On Thursday, May 26, 2022, I had the opportunity to march with the Madres of Plaza de Mayo. The Madres of Plaza de Mayo have been marching since 1977, trying to fight to identify and find justice for the 30,000 individuals that had disappeared because of the dictatorship. In the book, Children of Cain by Tina Rosenberg, she explains how “the mothers have been marching every Thursday, at three-thirty outside the presidential building shouting out all of the names of those that have disappeared.” Demanding justice for their children and grandchildren who were killed and for those whose bodies have never been discovered. She explained how it’s not just mothers that march but grandmothers, husbands, wives, fathers, brothers, sisters, and all relatives who come and show their support for this organization. I found that to be so amazing, but it’s so sad that so many mothers and family members do not have any information regarding to their lost one’s whereabouts and may never get the information they want. I have to say every part of this trip has taken an emotional toll on me but actually seeing two of the last mothers being wheelchaired out to march with us today touched my heart.

I was told so many stories by professor Kuperminc and Fernando about how so many mothers would march for justice, but I believe that reality hit home for me because only two mothers were left. They were no longer young mothers trying to gather information but older mothers in their maybe late 70s or 80s still fighting for justice. This just showed me that they never gave up and like Rosenburg said, “the mothers will march forever.” But it does make me question what will happen when they are no longer here? Will other family members continue to fight and keep this tradition alive? Will strangers start to march and continue this tradition? Will students begin to march after learning about this in school? I have hope that it will continue, and I pray that their justice will come. I do not express my emotions, but so many thoughts, questions, and feelings cross my mind. I started to imagine my grandmother in that wheelchair outside, marching for justice for her children or grandchildren if they had disappeared. What if my mother was marching, trying to find answers and get justice for me if I had disappeared? Questions began to rush through my head: How did these mothers fight for so long? Having the opportunity to be able to walk with the Madres was really impactful and really opened my eyes. This just makes me want to do more in my community and fight to get justice for everything we are struggling and dealing with.
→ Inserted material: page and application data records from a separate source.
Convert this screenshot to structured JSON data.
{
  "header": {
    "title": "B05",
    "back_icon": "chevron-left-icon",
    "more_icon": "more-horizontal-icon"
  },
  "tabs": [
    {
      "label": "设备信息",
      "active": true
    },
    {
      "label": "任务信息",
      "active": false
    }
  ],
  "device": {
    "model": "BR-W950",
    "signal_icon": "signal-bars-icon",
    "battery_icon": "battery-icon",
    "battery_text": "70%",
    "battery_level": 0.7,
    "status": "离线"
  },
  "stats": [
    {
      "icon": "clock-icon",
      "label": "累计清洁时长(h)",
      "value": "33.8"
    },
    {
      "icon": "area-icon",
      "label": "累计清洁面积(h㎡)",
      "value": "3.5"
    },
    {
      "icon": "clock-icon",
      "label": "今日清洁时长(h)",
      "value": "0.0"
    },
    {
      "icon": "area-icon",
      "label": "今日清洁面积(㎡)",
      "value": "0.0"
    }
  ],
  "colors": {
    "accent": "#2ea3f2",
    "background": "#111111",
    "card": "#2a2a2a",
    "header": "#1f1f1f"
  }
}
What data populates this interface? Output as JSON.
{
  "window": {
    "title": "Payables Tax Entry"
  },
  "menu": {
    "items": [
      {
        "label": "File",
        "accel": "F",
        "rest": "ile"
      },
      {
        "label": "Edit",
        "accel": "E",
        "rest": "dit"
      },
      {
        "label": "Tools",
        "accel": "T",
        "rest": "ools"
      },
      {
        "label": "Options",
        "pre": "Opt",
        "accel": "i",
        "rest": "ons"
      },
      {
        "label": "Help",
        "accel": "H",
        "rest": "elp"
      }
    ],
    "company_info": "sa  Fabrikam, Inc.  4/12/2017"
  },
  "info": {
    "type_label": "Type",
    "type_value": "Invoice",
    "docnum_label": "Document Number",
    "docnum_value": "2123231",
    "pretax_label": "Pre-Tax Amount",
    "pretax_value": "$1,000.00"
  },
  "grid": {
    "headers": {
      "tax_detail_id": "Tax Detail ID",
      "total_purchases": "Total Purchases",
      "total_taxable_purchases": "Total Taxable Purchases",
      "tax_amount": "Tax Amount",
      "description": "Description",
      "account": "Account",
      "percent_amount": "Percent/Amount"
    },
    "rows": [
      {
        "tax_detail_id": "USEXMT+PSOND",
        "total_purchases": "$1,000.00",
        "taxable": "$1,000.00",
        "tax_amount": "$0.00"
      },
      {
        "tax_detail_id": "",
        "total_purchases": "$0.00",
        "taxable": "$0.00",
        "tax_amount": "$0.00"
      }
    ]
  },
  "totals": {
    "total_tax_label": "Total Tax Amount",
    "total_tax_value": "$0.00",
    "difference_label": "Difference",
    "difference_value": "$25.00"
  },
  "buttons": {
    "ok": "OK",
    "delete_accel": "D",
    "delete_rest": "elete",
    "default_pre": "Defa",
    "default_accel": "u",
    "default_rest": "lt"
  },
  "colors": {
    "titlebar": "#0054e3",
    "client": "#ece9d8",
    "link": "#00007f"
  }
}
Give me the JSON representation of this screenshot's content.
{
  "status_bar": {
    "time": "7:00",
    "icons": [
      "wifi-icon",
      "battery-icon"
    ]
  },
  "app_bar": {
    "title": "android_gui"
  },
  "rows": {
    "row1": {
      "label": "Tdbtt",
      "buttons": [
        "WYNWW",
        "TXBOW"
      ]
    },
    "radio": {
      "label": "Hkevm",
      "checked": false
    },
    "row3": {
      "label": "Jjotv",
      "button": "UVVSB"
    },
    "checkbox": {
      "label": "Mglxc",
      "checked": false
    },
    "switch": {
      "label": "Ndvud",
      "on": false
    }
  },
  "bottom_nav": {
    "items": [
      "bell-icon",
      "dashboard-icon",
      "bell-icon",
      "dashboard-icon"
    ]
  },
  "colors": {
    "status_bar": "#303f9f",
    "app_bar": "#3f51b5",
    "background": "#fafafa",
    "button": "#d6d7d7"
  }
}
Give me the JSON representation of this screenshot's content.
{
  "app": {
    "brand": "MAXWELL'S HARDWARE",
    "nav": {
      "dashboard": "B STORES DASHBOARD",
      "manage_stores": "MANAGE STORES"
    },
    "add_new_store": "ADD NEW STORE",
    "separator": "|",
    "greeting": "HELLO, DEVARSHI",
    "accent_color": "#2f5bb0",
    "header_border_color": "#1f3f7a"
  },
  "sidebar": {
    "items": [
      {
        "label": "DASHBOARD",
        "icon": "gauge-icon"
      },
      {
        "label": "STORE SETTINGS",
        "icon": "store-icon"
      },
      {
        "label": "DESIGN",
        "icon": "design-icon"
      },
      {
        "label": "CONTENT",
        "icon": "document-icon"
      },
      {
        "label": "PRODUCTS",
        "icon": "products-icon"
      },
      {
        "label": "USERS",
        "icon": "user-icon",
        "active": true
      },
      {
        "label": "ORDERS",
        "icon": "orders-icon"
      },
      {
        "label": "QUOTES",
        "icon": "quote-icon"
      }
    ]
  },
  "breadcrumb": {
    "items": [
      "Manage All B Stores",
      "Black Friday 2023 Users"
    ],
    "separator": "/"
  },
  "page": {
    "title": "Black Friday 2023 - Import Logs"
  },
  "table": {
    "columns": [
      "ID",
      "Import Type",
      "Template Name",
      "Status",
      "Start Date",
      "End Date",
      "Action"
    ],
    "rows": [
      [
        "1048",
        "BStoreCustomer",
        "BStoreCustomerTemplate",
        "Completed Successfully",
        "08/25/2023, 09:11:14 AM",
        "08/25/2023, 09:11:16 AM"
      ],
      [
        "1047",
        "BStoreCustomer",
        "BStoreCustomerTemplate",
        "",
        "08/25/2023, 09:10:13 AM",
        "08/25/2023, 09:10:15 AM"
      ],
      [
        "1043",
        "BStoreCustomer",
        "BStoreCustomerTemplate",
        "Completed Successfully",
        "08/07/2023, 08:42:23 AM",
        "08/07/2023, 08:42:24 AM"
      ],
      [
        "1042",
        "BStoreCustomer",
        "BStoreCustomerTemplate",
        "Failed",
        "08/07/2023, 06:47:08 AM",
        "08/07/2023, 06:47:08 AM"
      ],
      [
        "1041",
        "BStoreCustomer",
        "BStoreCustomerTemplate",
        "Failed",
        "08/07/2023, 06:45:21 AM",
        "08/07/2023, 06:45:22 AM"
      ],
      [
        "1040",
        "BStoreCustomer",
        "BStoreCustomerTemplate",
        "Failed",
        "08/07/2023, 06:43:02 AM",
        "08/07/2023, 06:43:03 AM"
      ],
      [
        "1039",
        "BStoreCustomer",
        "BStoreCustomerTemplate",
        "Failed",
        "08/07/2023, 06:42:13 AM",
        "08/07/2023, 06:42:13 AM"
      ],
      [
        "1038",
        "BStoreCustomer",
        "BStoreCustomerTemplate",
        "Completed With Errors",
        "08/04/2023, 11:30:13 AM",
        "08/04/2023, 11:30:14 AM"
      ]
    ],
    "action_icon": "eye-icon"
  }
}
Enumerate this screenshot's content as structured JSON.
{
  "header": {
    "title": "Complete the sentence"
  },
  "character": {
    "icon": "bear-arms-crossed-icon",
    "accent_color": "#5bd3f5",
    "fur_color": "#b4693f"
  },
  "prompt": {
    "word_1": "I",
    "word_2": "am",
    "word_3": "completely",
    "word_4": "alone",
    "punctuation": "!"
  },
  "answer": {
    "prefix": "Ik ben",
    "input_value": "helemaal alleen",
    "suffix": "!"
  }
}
After the march, one of the mothers spoke on how they do this every Thursday and how they are dealing and trying to get justice for other issues like fair wages, women’s rights, etc. They are fighting and continuing to fight each and every day, trying to gain justice for the truth and rights that each individual deserves. This just shows how different it is in the United States and how we need to do better. We deal with injustice every day. The police shooting and killing innocent black women and men, the government is trying to have a say over women’s reproductive system. These mass shootings are taking place, making kids and parents afraid to go to school and so much more. Yes, we have a word, and we speak on it through social media, but I believethat we need to all come together as a community and fight just like the Madres. We need to continue to talk about what’s going on and voice our opinions until the government does something about it. We should not have to back down because we are afraid of the consequences, and we shouldn’t keep quiet. If we continue to be silent, the vicious cycle will continue to go on. But change needs to come, and everyone needs to know that our voice and our rights matter!!